Age and nationality in the mix

I get changed and slowly other dancers fill the hall as well.
This try-out class is a real revelation. The age of the dancers ranges from 6 to something like 30 years and also nationality is one big melting pot. The main language is English, but there is someone from Germany as well. The only other male I see comes from Russia, an answer I did not expect to say the least.
The class started with some basic moves, including getting up on your toes and walking. Most of the other stuff was still far to complex for me, so I waited a few times against the wall.

But, not for long most of the time: when the group of dancers was on a small break, the teacher would go through a couple of basic movements with the two of us. Besides me, there was someone in her twenties taking her second class. The teacher was very enthusiastic and that just made you participate in practicing.

Pointing (or something like it...)

Two things remained with me the most from this try-out class. One of them was the most basic move, or call it posture, namely the pointing: touching the floor with only the front-part of your big toe while keeping a straight leg and foot. Oh yeah, you should also turn your heel inwards.
What!? That can never be! Well... with quite a lot of trouble and effort I could strike a pose that looked something like it.

The other thing that stayed with me (for the rest of the day) was the sound of the heavy shoes. Only familiar with that sound from the telly and theatre-performances, it was quite the thing to listen to 15 pairs of heavies battering away on the floor without amplification or hearing it as a recording.

Completely wrecked...

I only took part in that try-out class for 3 x 5 minutes, but after that, I was completely wrecked. That was down to my body-condition and the dance itself: every muscle in your body gets a workout.
Without taking notice of it, I rested for about 30 minutes before I decided to go back. I got changed and than I went home.

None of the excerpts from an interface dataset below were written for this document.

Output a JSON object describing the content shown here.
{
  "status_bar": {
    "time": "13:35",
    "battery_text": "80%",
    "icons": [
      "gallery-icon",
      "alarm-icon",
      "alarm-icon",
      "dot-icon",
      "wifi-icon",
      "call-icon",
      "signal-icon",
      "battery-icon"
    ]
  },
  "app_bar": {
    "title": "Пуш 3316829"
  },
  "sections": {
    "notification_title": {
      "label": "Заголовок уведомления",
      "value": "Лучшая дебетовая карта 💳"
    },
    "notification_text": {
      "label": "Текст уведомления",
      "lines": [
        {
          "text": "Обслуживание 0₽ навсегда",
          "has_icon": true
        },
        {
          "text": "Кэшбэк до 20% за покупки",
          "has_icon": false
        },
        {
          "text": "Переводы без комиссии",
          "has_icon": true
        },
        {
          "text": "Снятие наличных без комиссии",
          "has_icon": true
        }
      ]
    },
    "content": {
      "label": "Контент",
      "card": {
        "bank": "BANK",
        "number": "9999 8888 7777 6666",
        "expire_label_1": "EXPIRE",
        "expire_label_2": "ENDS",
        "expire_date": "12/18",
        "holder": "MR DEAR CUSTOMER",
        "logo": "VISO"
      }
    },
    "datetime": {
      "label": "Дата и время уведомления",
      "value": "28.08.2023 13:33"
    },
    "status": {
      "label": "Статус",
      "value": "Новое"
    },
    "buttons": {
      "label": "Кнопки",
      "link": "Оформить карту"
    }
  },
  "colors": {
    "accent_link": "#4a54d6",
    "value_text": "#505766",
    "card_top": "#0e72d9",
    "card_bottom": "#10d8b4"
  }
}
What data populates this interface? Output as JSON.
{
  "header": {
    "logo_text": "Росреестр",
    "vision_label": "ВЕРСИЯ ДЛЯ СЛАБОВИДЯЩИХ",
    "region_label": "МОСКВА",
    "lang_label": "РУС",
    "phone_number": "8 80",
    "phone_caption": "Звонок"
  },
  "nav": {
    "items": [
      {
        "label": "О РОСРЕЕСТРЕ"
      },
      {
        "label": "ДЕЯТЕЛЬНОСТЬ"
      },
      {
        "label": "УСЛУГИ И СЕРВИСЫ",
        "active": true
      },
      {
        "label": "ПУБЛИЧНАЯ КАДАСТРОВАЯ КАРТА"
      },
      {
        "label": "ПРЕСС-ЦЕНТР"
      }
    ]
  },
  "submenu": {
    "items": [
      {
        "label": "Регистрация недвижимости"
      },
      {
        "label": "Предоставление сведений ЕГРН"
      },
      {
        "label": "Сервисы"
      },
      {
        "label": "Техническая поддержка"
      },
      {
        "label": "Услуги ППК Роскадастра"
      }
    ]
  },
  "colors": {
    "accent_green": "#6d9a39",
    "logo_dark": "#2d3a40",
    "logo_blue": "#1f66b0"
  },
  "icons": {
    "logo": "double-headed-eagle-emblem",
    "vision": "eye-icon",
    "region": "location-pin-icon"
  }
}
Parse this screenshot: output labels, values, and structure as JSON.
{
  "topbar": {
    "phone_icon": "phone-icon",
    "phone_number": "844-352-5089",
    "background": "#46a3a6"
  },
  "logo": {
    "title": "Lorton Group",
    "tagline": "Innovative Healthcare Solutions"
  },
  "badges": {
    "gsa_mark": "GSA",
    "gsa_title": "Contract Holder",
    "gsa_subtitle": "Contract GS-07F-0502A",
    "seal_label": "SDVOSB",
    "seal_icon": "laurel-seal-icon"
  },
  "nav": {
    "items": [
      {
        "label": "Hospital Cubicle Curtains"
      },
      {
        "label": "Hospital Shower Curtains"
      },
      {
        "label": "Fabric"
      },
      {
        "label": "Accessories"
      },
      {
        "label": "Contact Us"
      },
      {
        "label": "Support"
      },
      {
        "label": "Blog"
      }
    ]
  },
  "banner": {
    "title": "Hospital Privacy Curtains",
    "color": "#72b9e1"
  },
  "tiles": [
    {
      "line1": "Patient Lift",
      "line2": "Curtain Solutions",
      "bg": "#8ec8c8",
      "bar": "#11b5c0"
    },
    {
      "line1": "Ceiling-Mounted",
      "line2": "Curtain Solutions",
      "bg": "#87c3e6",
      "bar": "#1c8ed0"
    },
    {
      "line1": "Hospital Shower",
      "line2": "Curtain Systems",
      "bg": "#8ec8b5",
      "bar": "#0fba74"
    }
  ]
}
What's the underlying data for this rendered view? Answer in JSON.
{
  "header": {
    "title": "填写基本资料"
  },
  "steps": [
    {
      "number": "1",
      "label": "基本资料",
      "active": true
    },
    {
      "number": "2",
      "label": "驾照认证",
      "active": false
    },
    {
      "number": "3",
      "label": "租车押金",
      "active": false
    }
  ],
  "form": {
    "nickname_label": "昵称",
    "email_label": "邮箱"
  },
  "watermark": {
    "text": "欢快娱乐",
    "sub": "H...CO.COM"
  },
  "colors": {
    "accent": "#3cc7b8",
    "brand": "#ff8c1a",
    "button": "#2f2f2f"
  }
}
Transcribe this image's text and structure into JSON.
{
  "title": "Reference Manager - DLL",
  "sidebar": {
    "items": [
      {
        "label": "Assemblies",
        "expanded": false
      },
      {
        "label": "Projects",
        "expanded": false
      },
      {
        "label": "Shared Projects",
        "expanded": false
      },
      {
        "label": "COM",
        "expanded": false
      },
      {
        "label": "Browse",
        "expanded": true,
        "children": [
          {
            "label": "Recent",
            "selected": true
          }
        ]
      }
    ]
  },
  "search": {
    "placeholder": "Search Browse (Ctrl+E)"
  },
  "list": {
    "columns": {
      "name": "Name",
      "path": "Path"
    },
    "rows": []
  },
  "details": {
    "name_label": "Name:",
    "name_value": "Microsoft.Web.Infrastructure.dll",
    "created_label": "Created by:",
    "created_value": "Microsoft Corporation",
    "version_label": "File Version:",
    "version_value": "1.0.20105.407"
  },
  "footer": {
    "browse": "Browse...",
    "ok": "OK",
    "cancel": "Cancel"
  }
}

One thing was for sure: I want that too! Though it requires me to go through the basics on soft shoes to get to the heavy shoes, I probably have the advantage that I like both dances.
Where other people probably only like the thundering hard-shoe stuff, I like both the soft- and heavy-shoe dances. The feeling like the dancer is floating across the stage in soft-shoe dances and the power from the loud heavy-shoe dancing.

My fitness was the only problem and doing something about that would come down to pure devotion and the will to change. I already expected to be forced to face the facts about me being unfit and I wasn't wrong. I already got some fierce sore muscles on the train. No, don't tell me this is Schiphol yet! I had to get off and walk for a short while to eventually sit down on a more comfortable bench.

I nearly had to drag myself in when I reached the front-door of my home. I was completely drained. With the last bit of energy left, I decided to already fill in the form for the classes that would start in Haarlem.


Two days later, I decided to start practicing the most basic Irish dance move there is: The 1-2-3.
The first thing I have great trouble with presents itself right away. The fact I have to move again with the foot I ended with causes great confusion and mistakes, but I'm pretty sure I will do better at the first real class.
Besides that, I once again experience how bad my balance is. I lose balance regularly and correct that by waving my arms around like mad.
This really surprises me! In daily life, you probably think you have quite a good sense of balance, but now I have to pay attention to it so much ánd I have all my weight on 1 foot, my sense of balance really sucks.

Also a basic problem: Distance. With the hallway to the front door connected to the living room I don't have the space to practice the 1-2-3 more than three times in a row, as I tend to take huge steps.